• Pwn2Own: Safari sandbox part 2 – Wrap your way around to root

    The previous part of this write-up was about a local privilege escalation on macOS 10.12.4. Two primitives are missing for it to be exploitable from the Safari sandbox: We need an authorization token with the system.volume.internal.mount right, as well as the ability to create symlinks in an arbitrary directory. Enter CVE-2017-2535 / ZDI-17-356, a logic issue in the Apple Security framework that allows us to bypass the authorization sandbox, and CVE-2017-2534, a quirky configuration of the Speech Synthesis service which allows us to easily execute arbitrary code in its context.

  • Share with care: Exploiting a Firefox UAF with shared array buffers

    This blog post explores a reference leak that occurs during the handling of shared arrary buffers by the structured clone algorithm. Coupled with a missing overflow check, it can be leveraged to achieve arbitrary code execution. Both issues were discovered by saelo and the corresponding bug report is available on Bugzilla.

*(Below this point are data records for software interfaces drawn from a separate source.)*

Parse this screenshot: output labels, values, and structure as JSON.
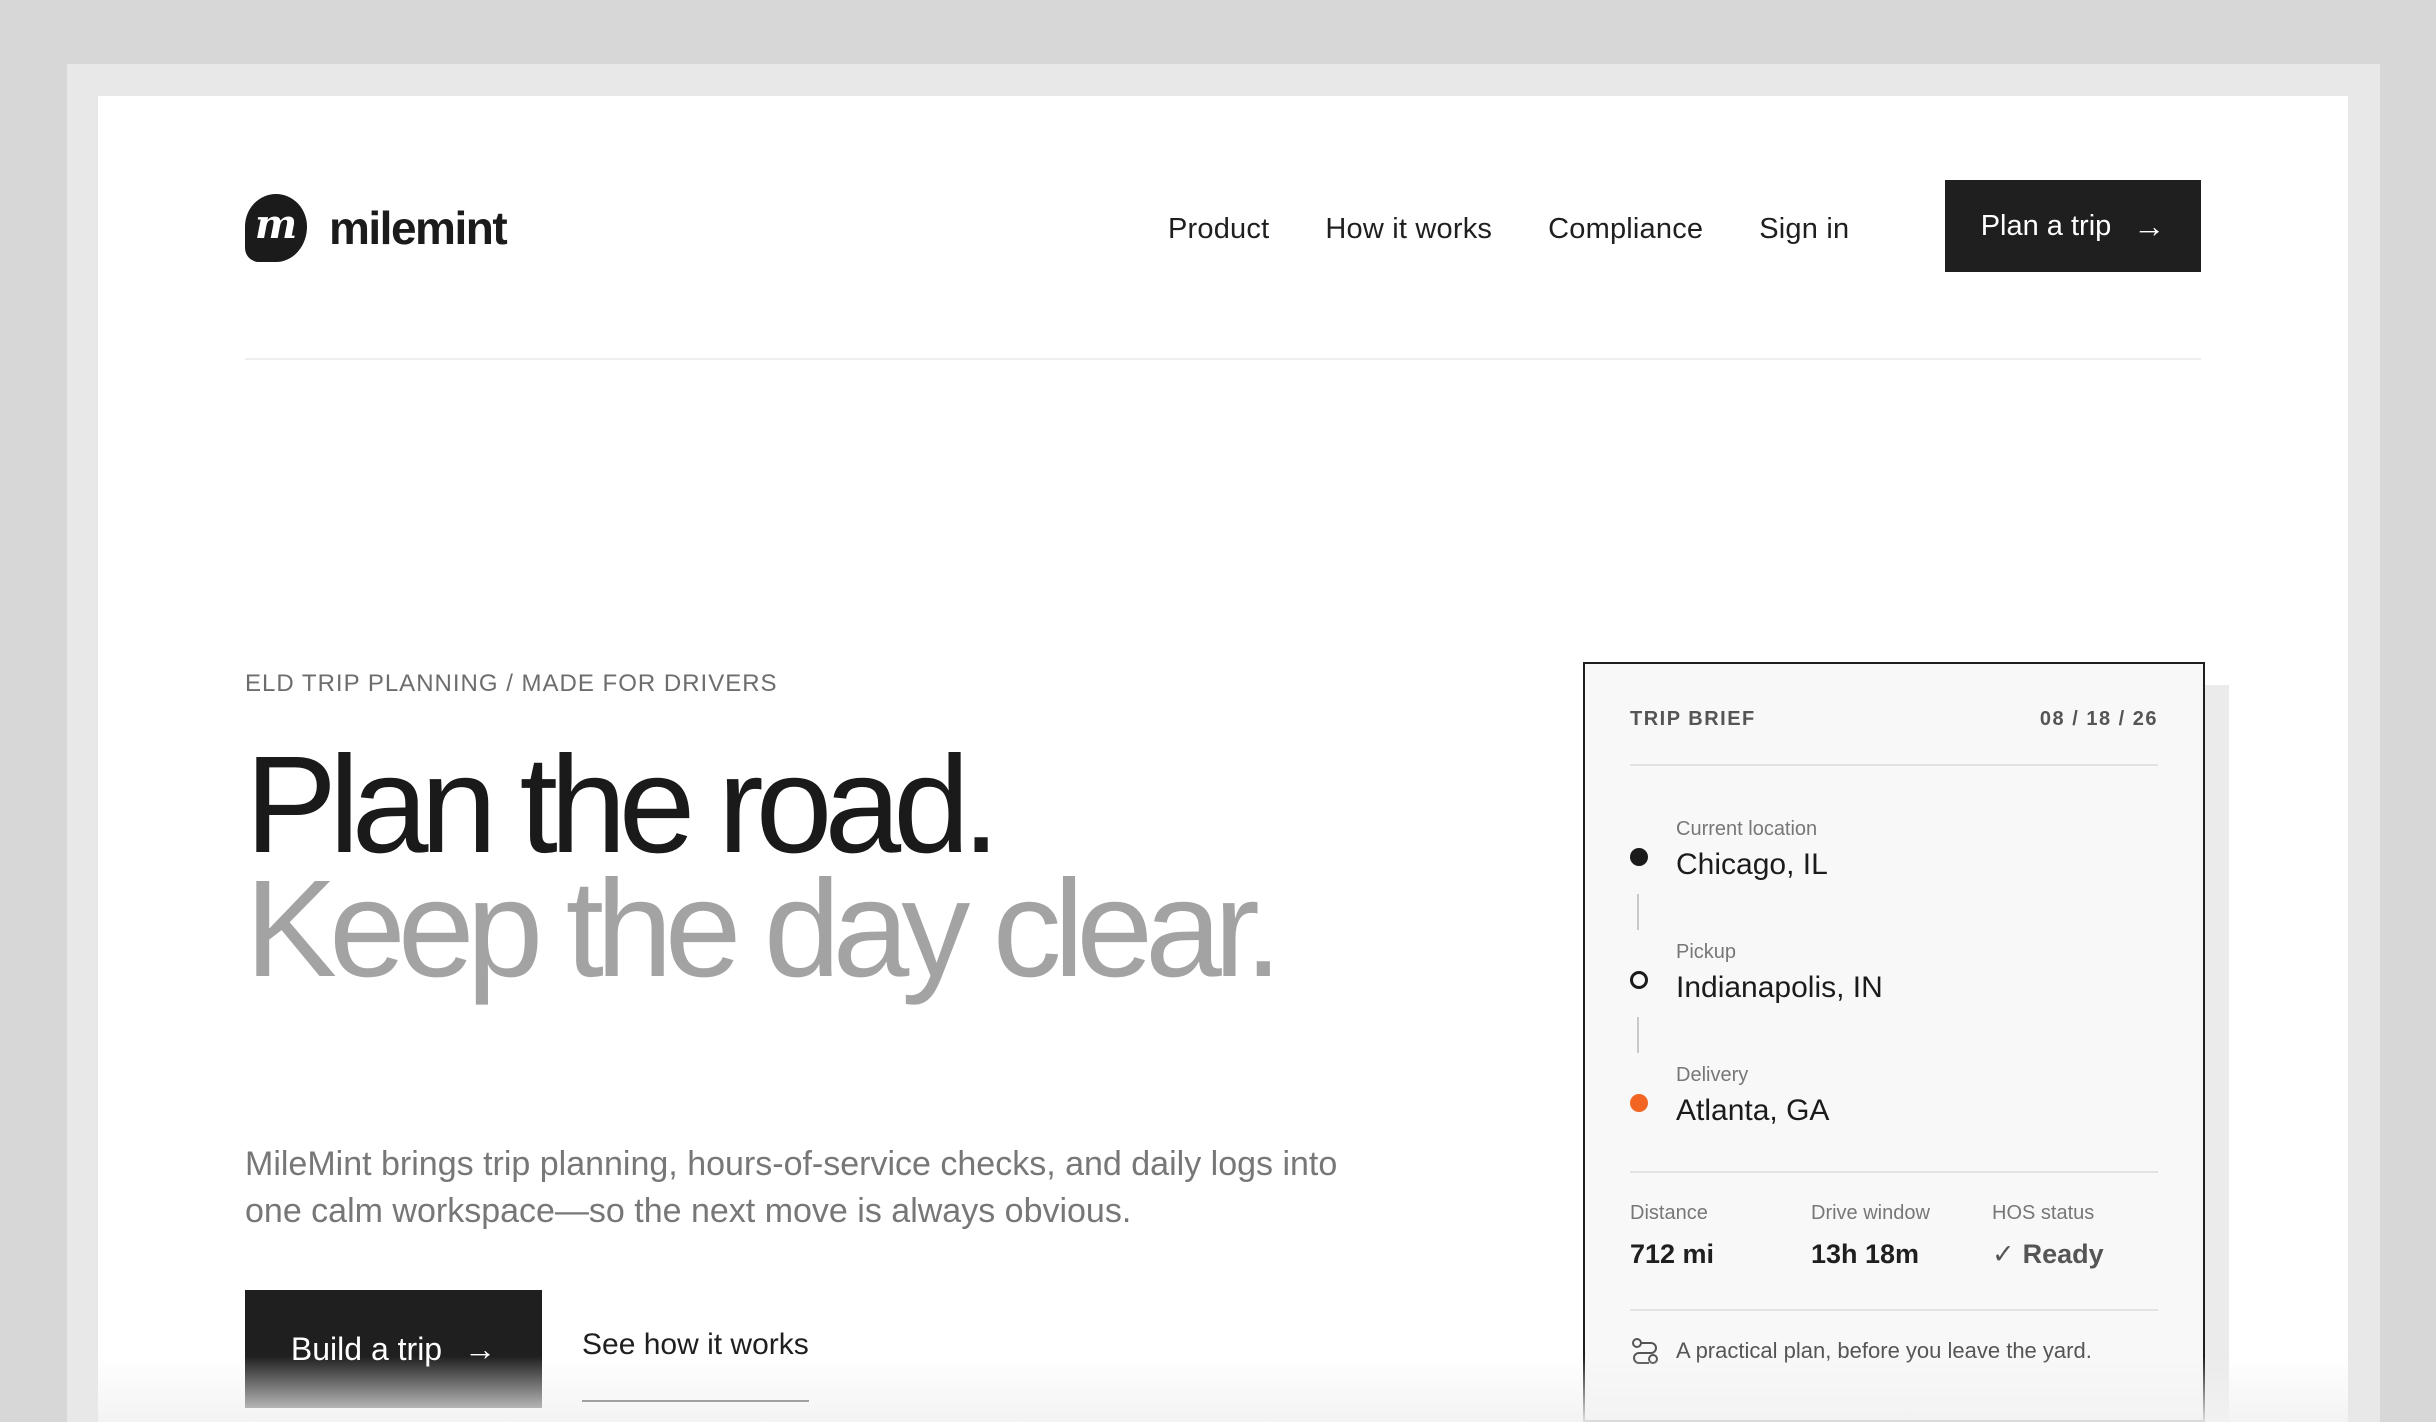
{
  "header": {
    "logo_text": "milemint",
    "logo_glyph": "m",
    "nav": [
      "Product",
      "How it works",
      "Compliance",
      "Sign in"
    ],
    "cta_label": "Plan a trip"
  },
  "hero": {
    "eyebrow": "ELD TRIP PLANNING / MADE FOR DRIVERS",
    "title_line1": "Plan the road.",
    "title_line2": "Keep the day clear.",
    "lede": "MileMint brings trip planning, hours-of-service checks, and daily logs into one calm workspace—so the next move is always obvious.",
    "primary_cta": "Build a trip",
    "secondary_cta": "See how it works"
  },
  "trip_brief": {
    "title": "TRIP BRIEF",
    "date": "08 / 18 / 26",
    "stops": [
      {
        "label": "Current location",
        "value": "Chicago, IL"
      },
      {
        "label": "Pickup",
        "value": "Indianapolis, IN"
      },
      {
        "label": "Delivery",
        "value": "Atlanta, GA"
      }
    ],
    "metrics": [
      {
        "label": "Distance",
        "value": "712 mi"
      },
      {
        "label": "Drive window",
        "value": "13h 18m"
      },
      {
        "label": "HOS status",
        "value": "Ready"
      }
    ],
    "footer": "A practical plan, before you leave the yard."
  },
  "colors": {
    "ink": "#1f1f1f",
    "muted_heading": "#a3a3a3",
    "accent_orange": "#f26522",
    "card_bg": "#f8f8f8"
  },
  "icons": {
    "arrow": "arrow-right-icon",
    "check": "check-icon",
    "route": "route-icon"
  }
}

  • Pwn2Own: Safari sandbox part 1 – Mount yourself a root shell

    Today we have CVE-2017-2533 / ZDI-17-357 for you, a race condition in a macOS system service which could be used to escalate privileges from local admin to root. We used it in combination with other logic bugs to escape the Safari sandbox at this year’s Pwn2Own competition.

  • Exploiting an integer overflow with array spreading (WebKit)

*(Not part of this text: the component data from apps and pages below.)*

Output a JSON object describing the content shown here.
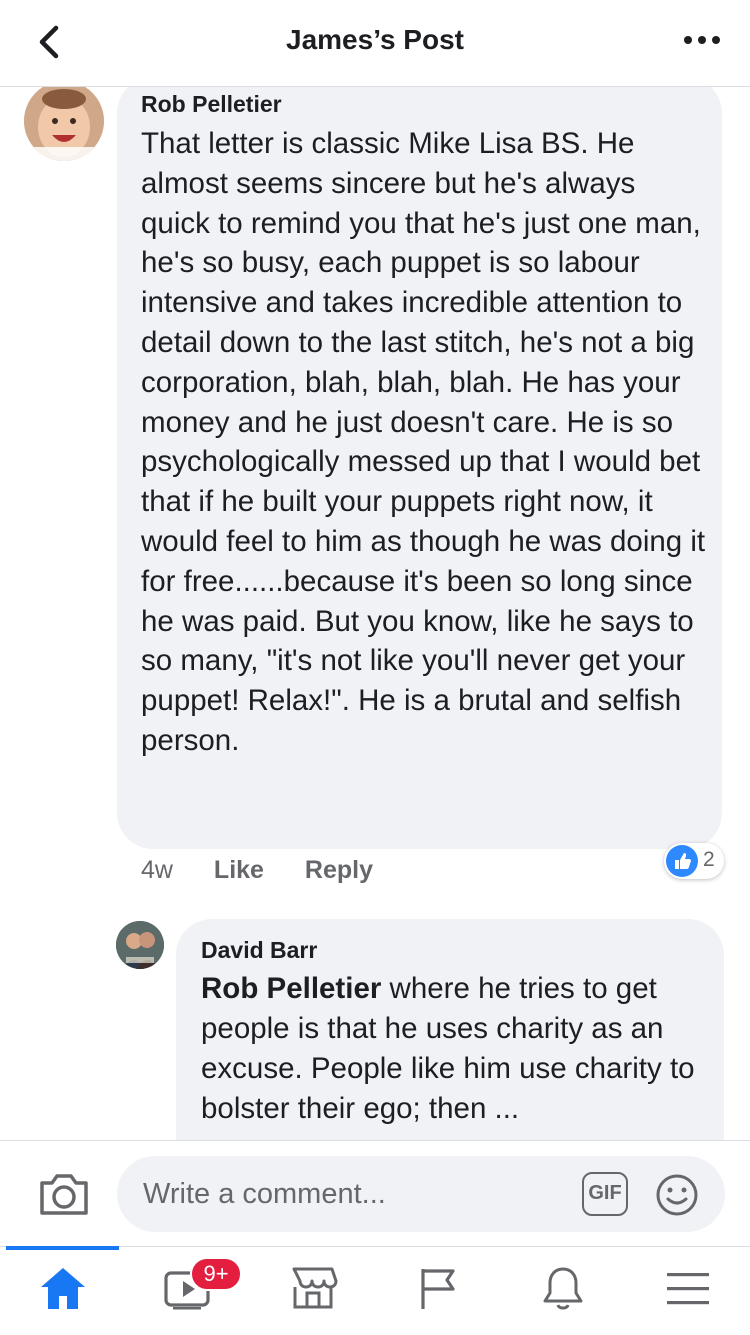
{
  "header": {
    "title": "James’s Post",
    "back_icon": "chevron-left-icon",
    "more_icon": "more-horizontal-icon"
  },
  "comments": [
    {
      "author": "Rob Pelletier",
      "text": "That letter is classic Mike Lisa BS. He almost seems sincere but he's always quick to remind you that he's just one man, he's so busy,  each puppet is so labour intensive and takes incredible attention to detail down to the last stitch, he's not a big corporation, blah, blah, blah. He has your money and he just doesn't care. He is so psychologically messed up that I would bet that if he built your puppets right now, it would feel to him as though he was doing it for free......because it's been so long since he was paid.  But you know, like he says to so many, \"it's not like you'll never get your puppet! Relax!\". He is a brutal and selfish person.",
      "age": "4w",
      "like_label": "Like",
      "reply_label": "Reply",
      "reaction_count": "2",
      "reaction_icon": "like-reaction-icon"
    },
    {
      "author": "David Barr",
      "mention": "Rob Pelletier",
      "text": " where he tries to get people is that he uses charity as an excuse. People like him use charity to bolster their ego; then ..."
    }
  ],
  "composer": {
    "placeholder": "Write a comment...",
    "gif_label": "GIF",
    "camera_icon": "camera-icon",
    "emoji_icon": "emoji-icon"
  },
  "tabbar": {
    "active_color": "#1877f2",
    "items": [
      {
        "name": "home",
        "icon": "home-icon"
      },
      {
        "name": "watch",
        "icon": "video-icon",
        "badge": "9+"
      },
      {
        "name": "marketplace",
        "icon": "marketplace-icon"
      },
      {
        "name": "pages",
        "icon": "flag-icon"
      },
      {
        "name": "notifications",
        "icon": "bell-icon"
      },
      {
        "name": "menu",
        "icon": "menu-icon"
      }
    ]
  }
}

    This article is about CVE-2017-2536 / ZDI-17-358, a classic integer overflow while computing an allocation size, leading to a heap-based buffer overflow. It was introduced in 99ed479, which improved the way JavaScriptCore handled ECMAScript 6 spreading operations, and discovered by saelo in February. The PoC is short enough to fit into a tweet, and we have a fully working exploit for Safari 10.1, so this is going to be fun!

  • Pwn2Own 2017: UAF in JSC::CachedCall (WebKit)

    Today we are writing about a use-after-free bug in Safari 10.0.3 that could be used to get remote code execution in the browser's renderer process. This article is part of a series of write-ups we plan to do about the bugs and exploits we used to break Safari and escalate to root privileges on an up-to-date MacBook Pro.